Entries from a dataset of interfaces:

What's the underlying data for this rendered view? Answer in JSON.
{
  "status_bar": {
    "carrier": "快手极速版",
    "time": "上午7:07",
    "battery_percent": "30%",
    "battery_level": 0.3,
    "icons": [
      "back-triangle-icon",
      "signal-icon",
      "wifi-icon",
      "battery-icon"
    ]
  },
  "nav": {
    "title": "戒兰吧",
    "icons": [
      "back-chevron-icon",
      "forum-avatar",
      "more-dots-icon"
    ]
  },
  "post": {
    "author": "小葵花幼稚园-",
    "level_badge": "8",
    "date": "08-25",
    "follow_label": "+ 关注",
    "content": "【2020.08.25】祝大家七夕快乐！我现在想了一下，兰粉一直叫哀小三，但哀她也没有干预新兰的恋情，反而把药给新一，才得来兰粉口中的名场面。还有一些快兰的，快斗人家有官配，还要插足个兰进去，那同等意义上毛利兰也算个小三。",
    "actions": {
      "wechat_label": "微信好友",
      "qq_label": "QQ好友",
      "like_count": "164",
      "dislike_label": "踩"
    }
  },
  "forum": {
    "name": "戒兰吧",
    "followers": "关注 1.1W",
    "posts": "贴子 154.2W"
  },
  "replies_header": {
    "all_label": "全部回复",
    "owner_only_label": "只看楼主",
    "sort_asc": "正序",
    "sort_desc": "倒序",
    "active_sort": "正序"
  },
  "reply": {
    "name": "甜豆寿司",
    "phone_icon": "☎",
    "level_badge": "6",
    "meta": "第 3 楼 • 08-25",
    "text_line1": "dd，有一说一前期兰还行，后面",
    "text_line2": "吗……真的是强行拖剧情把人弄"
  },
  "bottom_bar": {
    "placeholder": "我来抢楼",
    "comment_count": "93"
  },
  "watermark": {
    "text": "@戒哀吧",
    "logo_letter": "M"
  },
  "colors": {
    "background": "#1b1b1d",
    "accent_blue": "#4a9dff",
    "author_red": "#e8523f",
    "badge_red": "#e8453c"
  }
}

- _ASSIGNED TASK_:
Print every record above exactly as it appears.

- _ANSWER TO THE EXERCISE_:
What's the underlying data for this rendered view? Answer in JSON.
{
  "status_bar": {
    "carrier": "快手极速版",
    "time": "上午7:07",
    "battery_percent": "30%",
    "battery_level": 0.3,
    "icons": [
      "back-triangle-icon",
      "signal-icon",
      "wifi-icon",
      "battery-icon"
    ]
  },
  "nav": {
    "title": "戒兰吧",
    "icons": [
      "back-chevron-icon",
      "forum-avatar",
      "more-dots-icon"
    ]
  },
  "post": {
    "author": "小葵花幼稚园-",
    "level_badge": "8",
    "date": "08-25",
    "follow_label": "+ 关注",
    "content": "【2020.08.25】祝大家七夕快乐！我现在想了一下，兰粉一直叫哀小三，但哀她也没有干预新兰的恋情，反而把药给新一，才得来兰粉口中的名场面。还有一些快兰的，快斗人家有官配，还要插足个兰进去，那同等意义上毛利兰也算个小三。",
    "actions": {
      "wechat_label": "微信好友",
      "qq_label": "QQ好友",
      "like_count": "164",
      "dislike_label": "踩"
    }
  },
  "forum": {
    "name": "戒兰吧",
    "followers": "关注 1.1W",
    "posts": "贴子 154.2W"
  },
  "replies_header": {
    "all_label": "全部回复",
    "owner_only_label": "只看楼主",
    "sort_asc": "正序",
    "sort_desc": "倒序",
    "active_sort": "正序"
  },
  "reply": {
    "name": "甜豆寿司",
    "phone_icon": "☎",
    "level_badge": "6",
    "meta": "第 3 楼 • 08-25",
    "text_line1": "dd，有一说一前期兰还行，后面",
    "text_line2": "吗……真的是强行拖剧情把人弄"
  },
  "bottom_bar": {
    "placeholder": "我来抢楼",
    "comment_count": "93"
  },
  "watermark": {
    "text": "@戒哀吧",
    "logo_letter": "M"
  },
  "colors": {
    "background": "#1b1b1d",
    "accent_blue": "#4a9dff",
    "author_red": "#e8523f",
    "badge_red": "#e8453c"
  }
}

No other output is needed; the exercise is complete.